And so little of what is learned in school is actually useful in real life. I think kids should be able to function in the world after graduation; to do math, follow a budget, balance a checkbook. I know 18-year-olds who don't know how to cook themselves a meal or do their own laundry. What about acquiring marketable skills, or how to write a resume, or how to act at a job interview? I think the very most important thing a person needs to learn in their education is how to remain curious about the world, how to form questions and then research to find their answers, how to find ways to teach themselves what they need to know. Basically - that learning is not something that ends on graduation day.

I often say that the only thing I took with me from all of high school, that I use every day, is what I learned in 9th grade typing class. Well, that and my love of reading which stemmed from all the books I devoured in my free time. My very favorite school memory is of this sunny windowsill, in the back of the middle-school library, where I would hide out at lunchtime and enjoy some peace and solitude and escape into a good story. I remember actually feeling annoyed when my friends finally discovered my hiding spot, and then kept showing up there to talk to me!

Monday, October 4, 2010

This doesn't really inspire confidence...

I think it's a little sad that simply achieving "adequacy" is exciting enough to merit getting a banner to announce it!

Friday, October 1, 2010

Tonight's dinner table conversation

So today we had our septic tank pumped. Max was fascinated by the great big truck in our driveway, and the whole process - we talked about the plumbing in the house and pipes under the ground and where things go, etc.

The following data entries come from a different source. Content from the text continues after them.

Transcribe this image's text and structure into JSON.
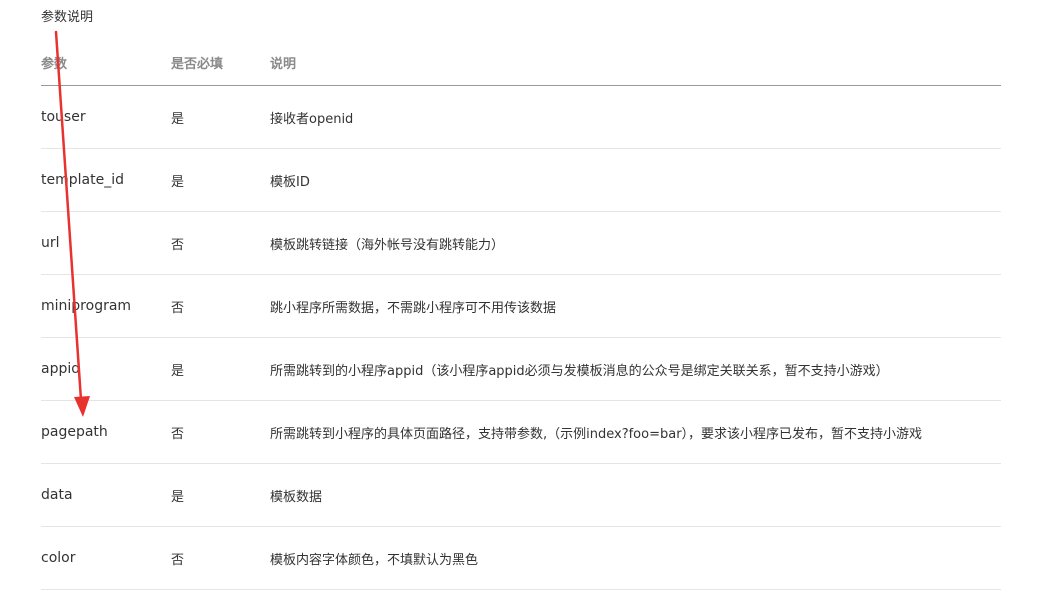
{
  "section_title": "参数说明",
  "table": {
    "headers": {
      "param": "参数",
      "required": "是否必填",
      "description": "说明"
    },
    "rows": [
      {
        "param": "touser",
        "required": "是",
        "description": "接收者openid"
      },
      {
        "param": "template_id",
        "required": "是",
        "description": "模板ID"
      },
      {
        "param": "url",
        "required": "否",
        "description": "模板跳转链接（海外帐号没有跳转能力）"
      },
      {
        "param": "miniprogram",
        "required": "否",
        "description": "跳小程序所需数据，不需跳小程序可不用传该数据"
      },
      {
        "param": "appid",
        "required": "是",
        "description": "所需跳转到的小程序appid（该小程序appid必须与发模板消息的公众号是绑定关联关系，暂不支持小游戏）"
      },
      {
        "param": "pagepath",
        "required": "否",
        "description": "所需跳转到小程序的具体页面路径，支持带参数,（示例index?foo=bar），要求该小程序已发布，暂不支持小游戏"
      },
      {
        "param": "data",
        "required": "是",
        "description": "模板数据"
      },
      {
        "param": "color",
        "required": "否",
        "description": "模板内容字体颜色，不填默认为黑色"
      }
    ]
  },
  "annotation": {
    "arrow_color": "#e8322d"
  }
}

At dinner, he often likes to share the happenings of his day with Daddy...

Max: "Guess what, Dad?"
Dad: "What?"
Max (very excitedly): "We saw a POOP TRUCK today!"